|Richard Compton||Tim Donohoe|
Electrochemistry can offer a clean and efficient method for the selective oxidation or reduction of organic molecules and can accomplish transformations that are quite different from those realized by chemical reagents. Moreover the use of electricity means that the use of environmentally undesirable redox species based on Cr, Os, Mn, etc is avoided; it is green as well as powerful. Industrial applications of electro-organic synthesis are increasingly appealing but only a few are well-established, the most notable being the Monsanto synthesis of nylon-66. At the same time of course the huge commercial use of electrolysis in the formation of chlorine, sodium hydroxide and aluminium is noteworthy.
Despite the clear benefits of electrochemical synthesis it is our view that the potential benefits in sectors such as the pharmaceutical, agrochemical and fine chemical sectors of the chemical industry have yet to be remotely realized. Discussions with industrialists, and our own insights, suggest that the major inhibiting factor for the companies wishing to explore electrochemical synthetic methods is the lack of expertise and knowledge within their research personnel who are typically trained synthetic chemists but who lack the background, expertise or confidence to start using electrochemical methodology from scratch.
We have been successfully collaborating in the area of organic electrochemical synthesis for some years and the outputs of this research are summarized elsewhere on this site. In the course of our work we have jointly developed the skills recognized as essential to initiate electrochemical projects but largely absent in the chemical industry. We are interested in synergistically collaborating with the latter to take on board the investigation and partial scale-up of electrochemical transformations and developing projects supported and funded by the sector. Please get in contact if you wish to explore possibilities!
Tim Donohoe and Richard Compton
Our work outlines the development and exploitation of the collaboration between synthetic organic chemistry and electrochemistry. The resulting alliance is potentially very powerful in that it allows the preparation of valuable organic molecules via a unique method that is both very selective and also environmentally benign. Our unique selling point centres on the expertise and knowledge that has arisen from a long-lasting and successful collaboration together with a realisation that the chemicals industry has many problems that could be solved by such technology.
For example, we have already shown that many organic reduction reactions (such as the low temperature reduction of arenes and reductive cleavage reactions) are viable on a small scale using electrochemistry, and efforts are being made to increase the amount of material that can be processed. Our future goals are to develop new reactions and directions for synthetic electrochemistry, and especially to explore the full range of oxidation reactions (e.g. halogenation, nitration and aromatic aminations) that are synthetically useful.

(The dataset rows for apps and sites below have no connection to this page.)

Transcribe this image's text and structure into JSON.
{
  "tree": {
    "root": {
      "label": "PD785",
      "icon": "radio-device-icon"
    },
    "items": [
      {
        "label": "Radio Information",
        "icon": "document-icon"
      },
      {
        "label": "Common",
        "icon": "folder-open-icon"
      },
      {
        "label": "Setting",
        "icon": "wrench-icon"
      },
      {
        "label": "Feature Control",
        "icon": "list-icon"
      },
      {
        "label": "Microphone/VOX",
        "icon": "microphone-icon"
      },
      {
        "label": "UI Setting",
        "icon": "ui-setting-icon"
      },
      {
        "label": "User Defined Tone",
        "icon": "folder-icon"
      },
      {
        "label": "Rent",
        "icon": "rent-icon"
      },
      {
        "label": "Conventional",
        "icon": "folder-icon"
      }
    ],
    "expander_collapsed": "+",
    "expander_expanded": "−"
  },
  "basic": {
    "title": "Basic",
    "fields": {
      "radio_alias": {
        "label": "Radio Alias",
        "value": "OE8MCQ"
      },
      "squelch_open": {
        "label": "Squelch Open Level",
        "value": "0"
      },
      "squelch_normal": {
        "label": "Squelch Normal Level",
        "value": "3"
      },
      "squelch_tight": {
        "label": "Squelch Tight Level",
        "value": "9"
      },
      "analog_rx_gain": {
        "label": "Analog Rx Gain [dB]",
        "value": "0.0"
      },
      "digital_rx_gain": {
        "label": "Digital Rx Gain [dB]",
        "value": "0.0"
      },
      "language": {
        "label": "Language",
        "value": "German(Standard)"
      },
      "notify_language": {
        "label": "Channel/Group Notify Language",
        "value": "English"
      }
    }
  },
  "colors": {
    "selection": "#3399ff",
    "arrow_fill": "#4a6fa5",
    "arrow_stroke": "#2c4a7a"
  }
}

Department of Chemistry,
Chemistry Research Laboratory,
12 Mansfield Road,
Tel: +44 (0) 1865 285006
Fax: +44 (0) 1865 275674
Website written by Ian Cutress, © 2010
Content by Richard Compton, Tim Donohoe and Christian Winter.